======== Listed records ========

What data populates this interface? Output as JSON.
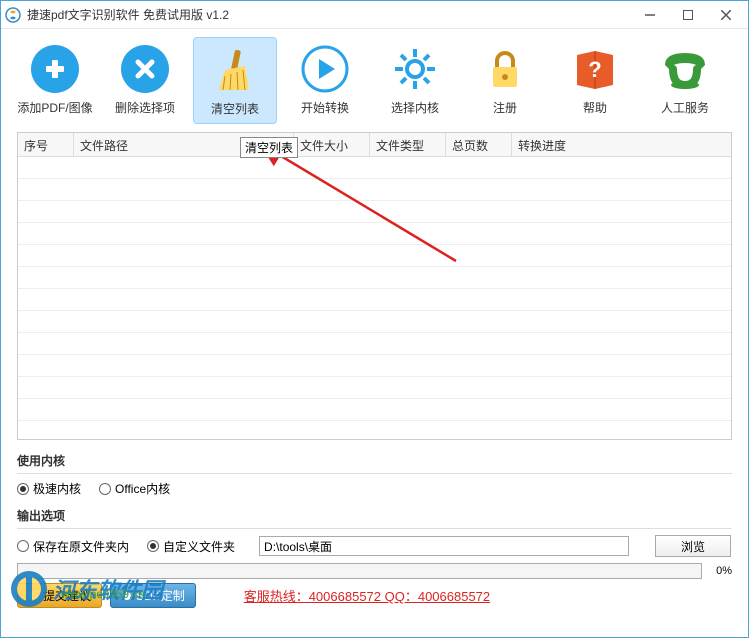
{
  "titlebar": {
    "title": "捷速pdf文字识别软件 免费试用版 v1.2"
  },
  "toolbar": {
    "items": [
      {
        "label": "添加PDF/图像"
      },
      {
        "label": "删除选择项"
      },
      {
        "label": "清空列表"
      },
      {
        "label": "开始转换"
      },
      {
        "label": "选择内核"
      },
      {
        "label": "注册"
      },
      {
        "label": "帮助"
      },
      {
        "label": "人工服务"
      }
    ]
  },
  "tooltip": "清空列表",
  "table": {
    "headers": [
      "序号",
      "文件路径",
      "文件大小",
      "文件类型",
      "总页数",
      "转换进度"
    ]
  },
  "kernel_section": {
    "title": "使用内核",
    "options": [
      "极速内核",
      "Office内核"
    ]
  },
  "output_section": {
    "title": "输出选项",
    "options": [
      "保存在原文件夹内",
      "自定义文件夹"
    ],
    "path": "D:\\tools\\桌面",
    "browse": "浏览"
  },
  "progress": {
    "percent": "0%"
  },
  "bottom": {
    "btn1": "提交建议",
    "btn2": "SDK定制",
    "hotline": "客服热线：4006685572 QQ：4006685572"
  },
  "watermark": {
    "text": "河东软件园",
    "url": "www.pc0359.cn"
  }
}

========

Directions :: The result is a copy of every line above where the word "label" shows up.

Solution to this exercise ::
        "label": "添加PDF/图像"
        "label": "删除选择项"
        "label": "清空列表"
        "label": "开始转换"
        "label": "选择内核"
        "label": "注册"
        "label": "帮助"
        "label": "人工服务"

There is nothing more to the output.